[Dataset rows for apps and sites]
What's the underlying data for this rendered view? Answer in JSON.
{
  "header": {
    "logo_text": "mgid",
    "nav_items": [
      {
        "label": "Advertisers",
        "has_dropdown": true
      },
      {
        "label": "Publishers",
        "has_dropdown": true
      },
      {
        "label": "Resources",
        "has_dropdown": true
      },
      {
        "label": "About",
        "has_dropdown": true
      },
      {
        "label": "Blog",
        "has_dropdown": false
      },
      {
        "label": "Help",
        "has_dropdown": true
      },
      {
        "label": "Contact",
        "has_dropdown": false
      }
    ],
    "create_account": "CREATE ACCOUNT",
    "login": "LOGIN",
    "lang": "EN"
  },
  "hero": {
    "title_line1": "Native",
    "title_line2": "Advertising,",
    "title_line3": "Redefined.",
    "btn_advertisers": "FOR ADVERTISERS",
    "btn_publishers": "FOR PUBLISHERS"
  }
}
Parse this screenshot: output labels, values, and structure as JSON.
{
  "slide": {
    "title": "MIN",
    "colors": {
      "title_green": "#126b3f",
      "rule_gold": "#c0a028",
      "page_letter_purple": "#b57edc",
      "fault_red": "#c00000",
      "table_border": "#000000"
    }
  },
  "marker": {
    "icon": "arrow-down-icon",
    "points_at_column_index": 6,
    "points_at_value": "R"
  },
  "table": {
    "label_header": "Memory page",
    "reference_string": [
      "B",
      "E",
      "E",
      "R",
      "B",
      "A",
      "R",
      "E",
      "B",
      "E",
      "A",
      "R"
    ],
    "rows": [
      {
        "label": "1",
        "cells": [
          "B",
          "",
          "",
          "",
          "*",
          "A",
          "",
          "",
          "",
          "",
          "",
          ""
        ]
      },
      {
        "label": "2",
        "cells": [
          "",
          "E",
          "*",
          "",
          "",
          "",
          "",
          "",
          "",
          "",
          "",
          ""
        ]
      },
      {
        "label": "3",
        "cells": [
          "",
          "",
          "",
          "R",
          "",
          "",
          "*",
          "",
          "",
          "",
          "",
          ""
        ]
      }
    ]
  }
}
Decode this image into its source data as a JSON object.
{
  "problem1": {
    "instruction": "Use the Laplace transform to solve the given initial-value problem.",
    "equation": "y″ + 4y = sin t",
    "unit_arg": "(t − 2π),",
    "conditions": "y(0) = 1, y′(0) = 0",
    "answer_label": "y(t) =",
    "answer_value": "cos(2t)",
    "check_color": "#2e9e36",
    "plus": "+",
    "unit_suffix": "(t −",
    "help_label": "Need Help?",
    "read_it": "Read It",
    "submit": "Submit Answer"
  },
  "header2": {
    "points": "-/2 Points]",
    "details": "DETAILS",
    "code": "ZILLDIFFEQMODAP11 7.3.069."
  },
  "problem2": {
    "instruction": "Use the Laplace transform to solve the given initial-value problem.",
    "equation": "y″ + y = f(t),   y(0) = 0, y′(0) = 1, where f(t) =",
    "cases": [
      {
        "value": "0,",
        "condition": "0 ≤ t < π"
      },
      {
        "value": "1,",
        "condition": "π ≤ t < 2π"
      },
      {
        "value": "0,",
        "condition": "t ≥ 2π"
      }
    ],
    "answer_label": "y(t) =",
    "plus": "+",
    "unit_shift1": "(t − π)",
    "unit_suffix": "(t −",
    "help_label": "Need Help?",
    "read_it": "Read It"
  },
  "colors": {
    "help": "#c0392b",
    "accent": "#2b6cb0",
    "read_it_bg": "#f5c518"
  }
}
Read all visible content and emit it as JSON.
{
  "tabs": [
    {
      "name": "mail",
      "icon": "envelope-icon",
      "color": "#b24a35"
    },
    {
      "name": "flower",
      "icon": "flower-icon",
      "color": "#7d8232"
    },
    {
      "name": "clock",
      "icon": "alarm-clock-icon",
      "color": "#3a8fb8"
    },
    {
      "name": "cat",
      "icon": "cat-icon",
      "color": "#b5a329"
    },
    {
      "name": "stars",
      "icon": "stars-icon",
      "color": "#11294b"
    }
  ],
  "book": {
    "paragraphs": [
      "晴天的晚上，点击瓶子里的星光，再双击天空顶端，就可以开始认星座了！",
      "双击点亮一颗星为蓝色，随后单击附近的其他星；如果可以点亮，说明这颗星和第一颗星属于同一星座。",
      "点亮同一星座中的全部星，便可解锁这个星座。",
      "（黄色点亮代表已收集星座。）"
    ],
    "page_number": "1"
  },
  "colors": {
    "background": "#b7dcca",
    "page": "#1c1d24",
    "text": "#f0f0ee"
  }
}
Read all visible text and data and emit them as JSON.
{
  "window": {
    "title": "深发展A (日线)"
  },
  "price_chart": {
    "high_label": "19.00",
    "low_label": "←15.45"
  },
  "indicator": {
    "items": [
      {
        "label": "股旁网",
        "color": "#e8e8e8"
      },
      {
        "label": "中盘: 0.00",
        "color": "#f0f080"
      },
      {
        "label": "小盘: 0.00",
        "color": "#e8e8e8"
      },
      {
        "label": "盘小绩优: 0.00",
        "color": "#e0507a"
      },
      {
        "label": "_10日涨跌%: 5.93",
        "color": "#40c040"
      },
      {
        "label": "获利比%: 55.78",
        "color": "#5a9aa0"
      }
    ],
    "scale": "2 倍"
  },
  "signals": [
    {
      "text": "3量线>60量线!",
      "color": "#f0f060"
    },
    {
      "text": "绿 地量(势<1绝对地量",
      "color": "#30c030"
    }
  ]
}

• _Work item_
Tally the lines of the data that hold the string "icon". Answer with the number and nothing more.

• _The answer_
6